Some amount of inflows materialised in August, while Sri Lanka also received an International Monetary Fund Special Drawing Rights allocation of around $800 million. However, according to Moody’s, such inflows are piecemeal and boost FX reserves only temporarily and marginally given the Government’s external repayment schedule. Some measures by CBSL, such as the required sale of a share of all inbound remittances and export proceeds to the Central Bank, restricting imports and outbound remittances and investment help retain some foreign exchange resources in the country, the agency said.
Although these measures may be effective in the short term, they could weigh on economic activity and deter investment inflows, the agency warned. Prospects for a swift increase in non-debt generating inflows through international tourism and foreign direct investment (FDI), including the Government divesting assets to non-residents, are further constrained by Sri Lanka’s ongoing lockdown and the slow recovery in international travel, the agency said. While the development of the Colombo Port City, new commercial agreements with the Government, and the privatisation or divestment of Government assets would yield foreign exchange inflows, pandemic-related delays in these projects are likely to weigh on the pace of these FDI inflows, the agency said.

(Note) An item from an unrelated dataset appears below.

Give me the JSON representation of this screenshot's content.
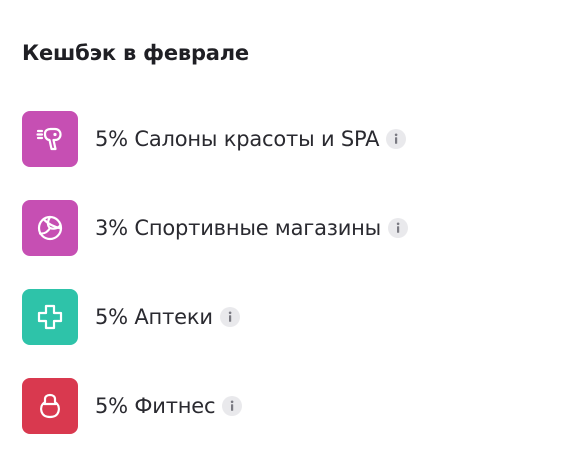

Under the current circumstances Moody’s expects net FDI inflows into the country to average around US $1 billion in 2021-22, compared to a peak of around $2.2 billion pre-pandemic in 2018. Recovery in the tourism sector, which is another debtfree foreign exchange inflow generator, also depends on how quickly the appetite for travel overcomes cautious behaviour, the agency said. Current restrictions on public gatherings include a 10 PM-4 AM curfew and limits on operating hours or capacity for businesses such as restaurants and hotels might hinder tourism income, the agency warned. If effective, the Government’s vaccination strategy will support the reopening of the economy and borders in 2022, and has the potential to boost the tourism sector and nondebt generating inflows, the agency said.